Well, Philly needs your ripple. Just consider that only 25.5 percent of registered voters bothered to vote in our last Mayoral election, and that only 8 percent of Philadelphians describe themselves as active in their neighborhoods, putting us 31st of the top 50 cities.
And yet: 60 percent of city residents describe Philadelphia as a “great place to live.”
What do these statistics mean? That all the great stuff happening in Philadelphia—the restaurant scene, the influx of millennials and immigrants, the vibrant arts community—has happened despite having one hand tied behind our back. That local democracy is broken, in the city where it was born. That the principles first penned 240 years ago in a basement room at 7th and Market, identifying our most fundamental rights to life, liberty and the pursuit of happiness, while self-evident, are not self-renewing.
The Citizen’s role is to host a conversation about just what it means to be a citizen of this beguiling, breathtaking, maddening city. And about what Philadelphia needs to take that ambitious leap from good to great.
Philadelphia doesn’t just need another news organization. It needs a movement of citizens who refuse to outsource leadership to a political class long characterized by an insidious transactional culture. Here, you can read about solutions and the disruptors among us who are committed to thinking differently. But, critically, you can also add your voice to the mix. Hit our Do Something halo (like the one to the right) and let our Social Action Team advise you on how to help write the story of your city. Or check out our guides to learn what you can do on a daily basis to make Philadelphia better. Or attend one of our public discussions, where you won’t be talked at so much as given a space to let your voice fly. We want to be the Wawa of civic engagement—a one-stop shop that makes it easier for you to speak out and catalyze change.
As a journalist, I’ve spent most of my professional life passively sending information out into the atmosphere, without regard to where or how it landed. Well, our history tells us that this citizenship thing? It’s anything but passive. So, welcome to The Philadelphia Citizen, a community of active and activist citizens—millennials, Gen Xers, and seasoned, impatient Philadelphians—who count among our patron saints Sen. Gladys Pyle. Never heard of her? Neither had I, until recently. But she was a badass, through and through. The first woman elected to the United States Senate in 1938, the rare woman of her time who never married. She was outspoken and unafraid—two qualities every citizen should aspire to. We came across ol’ Gladys when we found her answer to a question about what citizenship meant to her:
“The Greek word for idiot, literally translated, means one who does not participate in politics,” she once said. “That sums up my conviction on the subject.”
So a bunch of us have made a conscious decision to not be idiots.

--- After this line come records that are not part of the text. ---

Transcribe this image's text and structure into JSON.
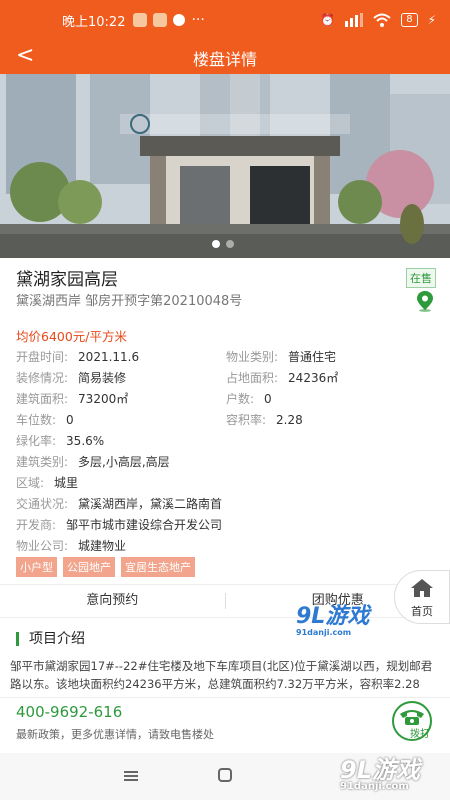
{
  "status_bar": {
    "time": "晚上10:22",
    "icons": [
      "notification-icons",
      "more-dots-icon",
      "alarm-icon",
      "hd-signal-icon",
      "wifi-icon",
      "battery-icon",
      "charging-icon"
    ],
    "battery": "8",
    "dots": "···"
  },
  "nav": {
    "title": "楼盘详情",
    "back_icon": "back-arrow-icon"
  },
  "carousel": {
    "count": 2,
    "active": 0
  },
  "property": {
    "name": "黛湖家园高层",
    "status": "在售",
    "subtitle": "黛溪湖西岸 邹房开预字第20210048号",
    "price": "均价6400元/平方米"
  },
  "details": {
    "open_date_label": "开盘时间:",
    "open_date": "2021.11.6",
    "property_type_label": "物业类别:",
    "property_type": "普通住宅",
    "decoration_label": "装修情况:",
    "decoration": "简易装修",
    "land_area_label": "占地面积:",
    "land_area": "24236㎡",
    "building_area_label": "建筑面积:",
    "building_area": "73200㎡",
    "households_label": "户数:",
    "households": "0",
    "parking_label": "车位数:",
    "parking": "0",
    "plot_ratio_label": "容积率:",
    "plot_ratio": "2.28",
    "green_ratio_label": "绿化率:",
    "green_ratio": "35.6%",
    "building_type_label": "建筑类别:",
    "building_type": "多层,小高层,高层",
    "region_label": "区域:",
    "region": "城里",
    "traffic_label": "交通状况:",
    "traffic": "黛溪湖西岸，黛溪二路南首",
    "developer_label": "开发商:",
    "developer": "邹平市城市建设综合开发公司",
    "management_label": "物业公司:",
    "management": "城建物业"
  },
  "tags": [
    "小户型",
    "公园地产",
    "宜居生态地产"
  ],
  "tabs": {
    "reserve": "意向预约",
    "group": "团购优惠"
  },
  "home_button": {
    "label": "首页"
  },
  "intro": {
    "title": "项目介绍",
    "text": "邹平市黛湖家园17#--22#住宅楼及地下车库项目(北区)位于黛溪湖以西，规划邮君路以东。该地块面积约24236平方米，总建筑面积约7.32万平方米，容积率2.28"
  },
  "call": {
    "phone": "400-9692-616",
    "subtitle": "最新政策，更多优惠详情，请致电售楼处",
    "button": "拨打"
  },
  "watermark": {
    "logo": "9L游戏",
    "domain": "91danji.com"
  },
  "colors": {
    "brand": "#f05b1e",
    "accent_green": "#2e9a3c",
    "price_red": "#e84a1a",
    "tag_bg": "#f2a58c"
  }
}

Won’t you join us?Named after Philadelphia’s arguably favorite Founding Father, the Benjamin Franklin Bridge has become an iconic landmark. The 9,573-foot span connects Philadelphia and New Jersey and hosts 100,000 cars per day, plus the elevated PATCO train and walkers and runners, who traverse the Delaware River via pedestrian walkways.